Filling ourselves with thoughts that are not directly related to our daily life can be helpful in gaining inner distance from everyday occurrences, a source of inner peace and strength.
In eurythmic meditation, the flow of thought is combined with or even replaced by physical movement. This thought-filled movement deepens our feeling connection with the body and leads us into dialogue with it, while opening an inner space which can be experienced as a listening space or conveys other kinds of perceptions. Thus the life forces are strengthened, and you connect yourself with your personal potential. Eurythmic meditation can be a powerful and health-giving experience.
Recommendations for your practice
Choose a time and find a quiet place for your meditation so that a peaceful turning inward becomes possible. Consider the following:
- How do you arrange a time and place for your meditation?
- How long and how often do you practice?
- What are your experiences with practicing in different places and at different times?
In preparing to do a eurythmic meditation, first read the verse and become familiar with it. Rather than an automatic memorization, this should be like taking an interested walk with your thoughts within your body, in which something new is noticed or familiar things appear in a new light each time. As a result, an intimate space in your soul can come into being, into which you willingly enter again and again.
Watch the video to learn the physical movements.
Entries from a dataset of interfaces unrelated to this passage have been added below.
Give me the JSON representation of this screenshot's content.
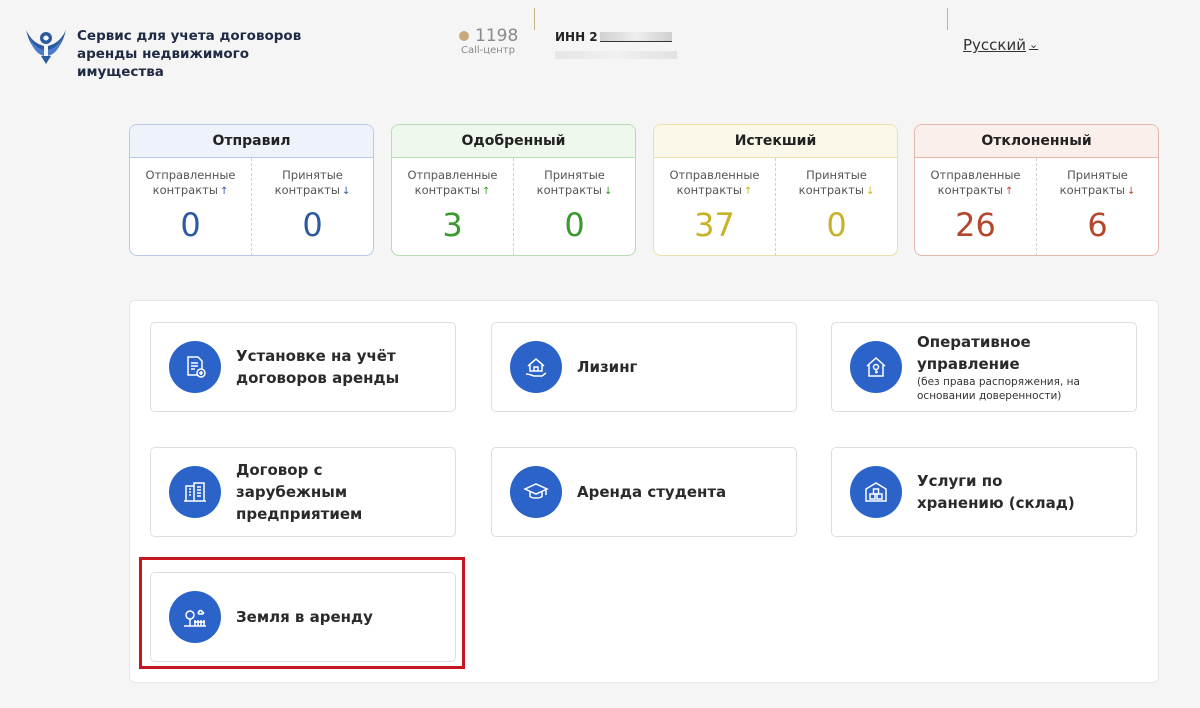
{
  "header": {
    "brand": "Сервис для учета договоров аренды недвижимого имущества",
    "phone": "1198",
    "call_label": "Call-центр",
    "inn_label": "ИНН 2",
    "language": "Русский"
  },
  "stats": [
    {
      "title": "Отправил",
      "left_label": "Отправленные контракты",
      "right_label": "Принятые контракты",
      "left_value": "0",
      "right_value": "0",
      "accent": "#2c5aa0",
      "border": "#b9c9e8",
      "head_bg": "#eef3fb"
    },
    {
      "title": "Одобренный",
      "left_label": "Отправленные контракты",
      "right_label": "Принятые контракты",
      "left_value": "3",
      "right_value": "0",
      "accent": "#3a9a2e",
      "border": "#b6dcb1",
      "head_bg": "#eef8ec"
    },
    {
      "title": "Истекший",
      "left_label": "Отправленные контракты",
      "right_label": "Принятые контракты",
      "left_value": "37",
      "right_value": "0",
      "accent": "#c9b22a",
      "border": "#ebe0a8",
      "head_bg": "#fbf8e9"
    },
    {
      "title": "Отклоненный",
      "left_label": "Отправленные контракты",
      "right_label": "Принятые контракты",
      "left_value": "26",
      "right_value": "6",
      "accent": "#b2492f",
      "border": "#e4b7aa",
      "head_bg": "#fbefeb"
    }
  ],
  "services": [
    {
      "title": "Установке на учёт договоров аренды",
      "subtitle": "",
      "icon": "document-plus-icon"
    },
    {
      "title": "Лизинг",
      "subtitle": "",
      "icon": "house-hand-icon"
    },
    {
      "title": "Оперативное управление",
      "subtitle": "(без права распоряжения, на основании доверенности)",
      "icon": "house-key-icon"
    },
    {
      "title": "Договор с зарубежным предприятием",
      "subtitle": "",
      "icon": "buildings-icon"
    },
    {
      "title": "Аренда студента",
      "subtitle": "",
      "icon": "graduation-cap-icon"
    },
    {
      "title": "Услуги по хранению (склад)",
      "subtitle": "",
      "icon": "warehouse-icon"
    },
    {
      "title": "Земля в аренду",
      "subtitle": "",
      "icon": "land-fence-icon"
    }
  ],
  "colors": {
    "icon_bg": "#2c63c9",
    "highlight": "#c4161c"
  }
}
You may practice them with the video at first, then see if you can do them by themselves.
Then go through the eurythmic movements and try to recollect some of the feelings you had while reading the text, now in combination with your body-perceptions. Go back to the course and check yourself until you are confident you remember the meditation. You can now begin to experience it in your body and can practice it together with the movements.
Listen to the “resonance” between movements and after finishing the meditation, for at least a minute or two. What does the exercise trigger in you? Where do you experience warmth, where does it feel fresh and alive? Which part of your body feels wide, which part becomes narrow or tense? Do inner pictures arise from your body perceptions? Even if you don’t experience much, it is the attitude of interest that matters.
An additional verse is offered for contemplation here.
With continued practice, you can let the words sound inaudibly within the movements. Gradually we become intimately connected with the movement itself. We are fully present in the body, but with the clear alertness of thinking. This alertness can significantly increase with practice, and leads to the intended strengthening effects of a meditative life.